BEGIN Task data
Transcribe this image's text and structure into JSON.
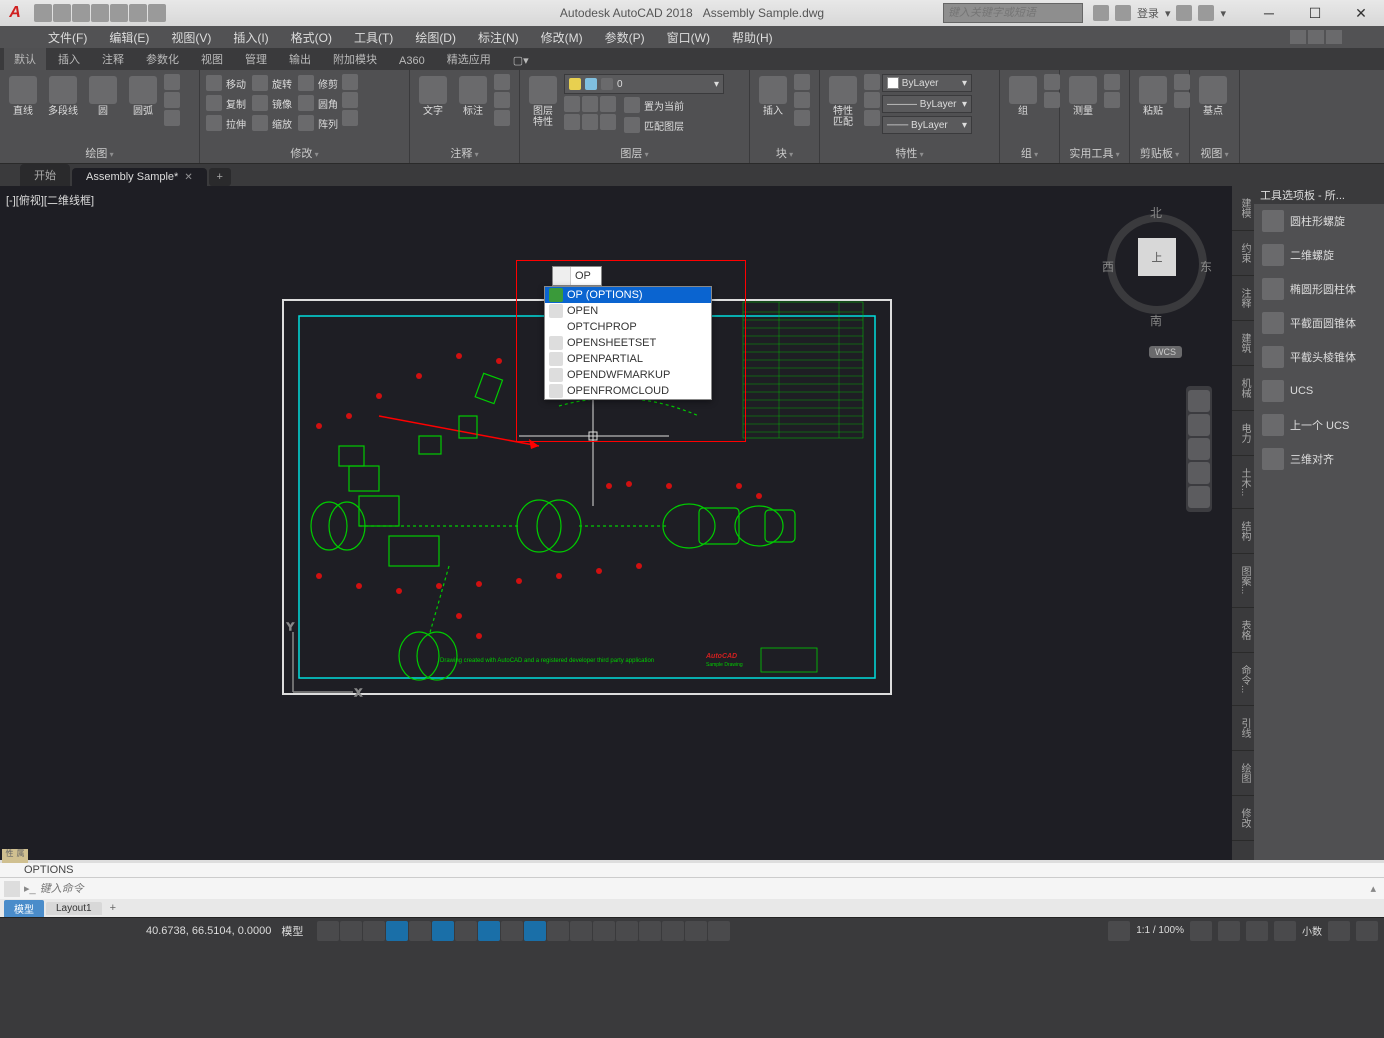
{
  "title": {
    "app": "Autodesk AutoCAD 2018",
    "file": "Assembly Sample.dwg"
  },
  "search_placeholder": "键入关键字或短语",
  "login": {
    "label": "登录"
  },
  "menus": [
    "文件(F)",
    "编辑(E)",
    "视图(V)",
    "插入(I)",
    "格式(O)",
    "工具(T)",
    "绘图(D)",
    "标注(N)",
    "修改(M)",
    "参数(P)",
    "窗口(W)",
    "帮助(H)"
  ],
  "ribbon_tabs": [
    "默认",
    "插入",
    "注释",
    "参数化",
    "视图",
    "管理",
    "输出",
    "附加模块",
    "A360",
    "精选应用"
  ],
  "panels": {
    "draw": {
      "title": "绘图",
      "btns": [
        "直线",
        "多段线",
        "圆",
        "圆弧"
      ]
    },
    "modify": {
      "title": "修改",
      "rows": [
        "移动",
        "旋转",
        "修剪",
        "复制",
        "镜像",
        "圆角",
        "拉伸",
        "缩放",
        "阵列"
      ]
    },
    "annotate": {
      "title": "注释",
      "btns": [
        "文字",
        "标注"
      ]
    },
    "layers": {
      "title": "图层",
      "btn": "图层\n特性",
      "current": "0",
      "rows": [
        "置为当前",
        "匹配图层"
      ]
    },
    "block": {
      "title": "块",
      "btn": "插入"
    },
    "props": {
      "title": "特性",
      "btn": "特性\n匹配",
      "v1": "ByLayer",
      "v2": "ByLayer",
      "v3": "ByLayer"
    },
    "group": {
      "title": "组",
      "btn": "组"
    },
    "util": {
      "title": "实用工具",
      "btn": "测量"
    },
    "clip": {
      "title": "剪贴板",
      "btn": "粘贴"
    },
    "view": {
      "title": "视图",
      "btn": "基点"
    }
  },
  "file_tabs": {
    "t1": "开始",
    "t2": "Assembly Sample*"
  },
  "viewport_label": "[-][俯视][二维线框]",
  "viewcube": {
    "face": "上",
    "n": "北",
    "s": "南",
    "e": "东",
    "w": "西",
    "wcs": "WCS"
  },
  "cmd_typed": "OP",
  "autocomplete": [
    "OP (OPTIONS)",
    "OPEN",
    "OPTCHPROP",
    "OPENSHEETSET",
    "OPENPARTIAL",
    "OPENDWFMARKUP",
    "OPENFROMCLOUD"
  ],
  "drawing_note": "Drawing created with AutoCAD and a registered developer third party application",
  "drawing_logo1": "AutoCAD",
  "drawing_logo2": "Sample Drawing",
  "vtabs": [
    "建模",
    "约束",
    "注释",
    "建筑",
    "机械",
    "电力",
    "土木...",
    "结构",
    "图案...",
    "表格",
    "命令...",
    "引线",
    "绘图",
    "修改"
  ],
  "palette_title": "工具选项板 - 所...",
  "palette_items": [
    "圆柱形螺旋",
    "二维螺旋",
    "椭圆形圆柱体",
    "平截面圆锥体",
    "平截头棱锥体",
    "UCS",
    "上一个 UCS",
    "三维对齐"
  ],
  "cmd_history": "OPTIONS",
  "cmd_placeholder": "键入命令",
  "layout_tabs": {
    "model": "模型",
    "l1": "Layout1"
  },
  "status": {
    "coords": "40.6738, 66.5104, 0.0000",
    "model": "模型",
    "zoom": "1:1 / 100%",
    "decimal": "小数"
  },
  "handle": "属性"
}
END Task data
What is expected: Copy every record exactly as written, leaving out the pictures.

Solution to the problem:
Transcribe this image's text and structure into JSON.
{
  "title": {
    "app": "Autodesk AutoCAD 2018",
    "file": "Assembly Sample.dwg"
  },
  "search_placeholder": "键入关键字或短语",
  "login": {
    "label": "登录"
  },
  "menus": [
    "文件(F)",
    "编辑(E)",
    "视图(V)",
    "插入(I)",
    "格式(O)",
    "工具(T)",
    "绘图(D)",
    "标注(N)",
    "修改(M)",
    "参数(P)",
    "窗口(W)",
    "帮助(H)"
  ],
  "ribbon_tabs": [
    "默认",
    "插入",
    "注释",
    "参数化",
    "视图",
    "管理",
    "输出",
    "附加模块",
    "A360",
    "精选应用"
  ],
  "panels": {
    "draw": {
      "title": "绘图",
      "btns": [
        "直线",
        "多段线",
        "圆",
        "圆弧"
      ]
    },
    "modify": {
      "title": "修改",
      "rows": [
        "移动",
        "旋转",
        "修剪",
        "复制",
        "镜像",
        "圆角",
        "拉伸",
        "缩放",
        "阵列"
      ]
    },
    "annotate": {
      "title": "注释",
      "btns": [
        "文字",
        "标注"
      ]
    },
    "layers": {
      "title": "图层",
      "btn": "图层\n特性",
      "current": "0",
      "rows": [
        "置为当前",
        "匹配图层"
      ]
    },
    "block": {
      "title": "块",
      "btn": "插入"
    },
    "props": {
      "title": "特性",
      "btn": "特性\n匹配",
      "v1": "ByLayer",
      "v2": "ByLayer",
      "v3": "ByLayer"
    },
    "group": {
      "title": "组",
      "btn": "组"
    },
    "util": {
      "title": "实用工具",
      "btn": "测量"
    },
    "clip": {
      "title": "剪贴板",
      "btn": "粘贴"
    },
    "view": {
      "title": "视图",
      "btn": "基点"
    }
  },
  "file_tabs": {
    "t1": "开始",
    "t2": "Assembly Sample*"
  },
  "viewport_label": "[-][俯视][二维线框]",
  "viewcube": {
    "face": "上",
    "n": "北",
    "s": "南",
    "e": "东",
    "w": "西",
    "wcs": "WCS"
  },
  "cmd_typed": "OP",
  "autocomplete": [
    "OP (OPTIONS)",
    "OPEN",
    "OPTCHPROP",
    "OPENSHEETSET",
    "OPENPARTIAL",
    "OPENDWFMARKUP",
    "OPENFROMCLOUD"
  ],
  "drawing_note": "Drawing created with AutoCAD and a registered developer third party application",
  "drawing_logo1": "AutoCAD",
  "drawing_logo2": "Sample Drawing",
  "vtabs": [
    "建模",
    "约束",
    "注释",
    "建筑",
    "机械",
    "电力",
    "土木...",
    "结构",
    "图案...",
    "表格",
    "命令...",
    "引线",
    "绘图",
    "修改"
  ],
  "palette_title": "工具选项板 - 所...",
  "palette_items": [
    "圆柱形螺旋",
    "二维螺旋",
    "椭圆形圆柱体",
    "平截面圆锥体",
    "平截头棱锥体",
    "UCS",
    "上一个 UCS",
    "三维对齐"
  ],
  "cmd_history": "OPTIONS",
  "cmd_placeholder": "键入命令",
  "layout_tabs": {
    "model": "模型",
    "l1": "Layout1"
  },
  "status": {
    "coords": "40.6738, 66.5104, 0.0000",
    "model": "模型",
    "zoom": "1:1 / 100%",
    "decimal": "小数"
  },
  "handle": "属性"
}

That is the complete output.